INPUT DATA.
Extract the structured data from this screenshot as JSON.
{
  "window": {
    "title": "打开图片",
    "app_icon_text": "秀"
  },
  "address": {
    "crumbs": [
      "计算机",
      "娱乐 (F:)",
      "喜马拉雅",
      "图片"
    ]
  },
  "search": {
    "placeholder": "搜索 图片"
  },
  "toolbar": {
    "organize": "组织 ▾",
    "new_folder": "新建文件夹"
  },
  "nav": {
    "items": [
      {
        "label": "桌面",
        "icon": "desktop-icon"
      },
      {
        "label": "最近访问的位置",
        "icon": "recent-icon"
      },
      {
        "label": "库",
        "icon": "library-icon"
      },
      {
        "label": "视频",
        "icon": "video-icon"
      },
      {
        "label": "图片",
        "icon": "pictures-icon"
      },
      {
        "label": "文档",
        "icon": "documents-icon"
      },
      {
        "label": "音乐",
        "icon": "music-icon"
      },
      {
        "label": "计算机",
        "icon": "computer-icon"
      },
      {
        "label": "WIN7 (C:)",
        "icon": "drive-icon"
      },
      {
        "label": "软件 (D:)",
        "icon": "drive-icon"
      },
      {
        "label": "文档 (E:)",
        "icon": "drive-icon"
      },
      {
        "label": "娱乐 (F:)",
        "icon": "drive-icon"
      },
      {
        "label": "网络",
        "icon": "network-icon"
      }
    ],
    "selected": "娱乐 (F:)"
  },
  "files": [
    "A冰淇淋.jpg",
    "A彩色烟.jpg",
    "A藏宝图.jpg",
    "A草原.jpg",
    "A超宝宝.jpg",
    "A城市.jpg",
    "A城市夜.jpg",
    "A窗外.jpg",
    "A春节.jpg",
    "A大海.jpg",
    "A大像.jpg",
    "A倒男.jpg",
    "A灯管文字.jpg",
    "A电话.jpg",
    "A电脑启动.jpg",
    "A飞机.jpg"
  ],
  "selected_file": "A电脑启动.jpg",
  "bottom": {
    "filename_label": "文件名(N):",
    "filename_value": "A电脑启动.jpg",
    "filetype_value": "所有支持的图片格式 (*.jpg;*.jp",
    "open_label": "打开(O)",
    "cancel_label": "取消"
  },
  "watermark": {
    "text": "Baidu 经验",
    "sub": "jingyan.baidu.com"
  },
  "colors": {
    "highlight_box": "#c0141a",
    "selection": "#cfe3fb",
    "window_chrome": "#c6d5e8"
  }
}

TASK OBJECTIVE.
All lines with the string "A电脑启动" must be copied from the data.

FINAL ANSWER.
    "A电脑启动.jpg",
  "selected_file": "A电脑启动.jpg",
    "filename_value": "A电脑启动.jpg",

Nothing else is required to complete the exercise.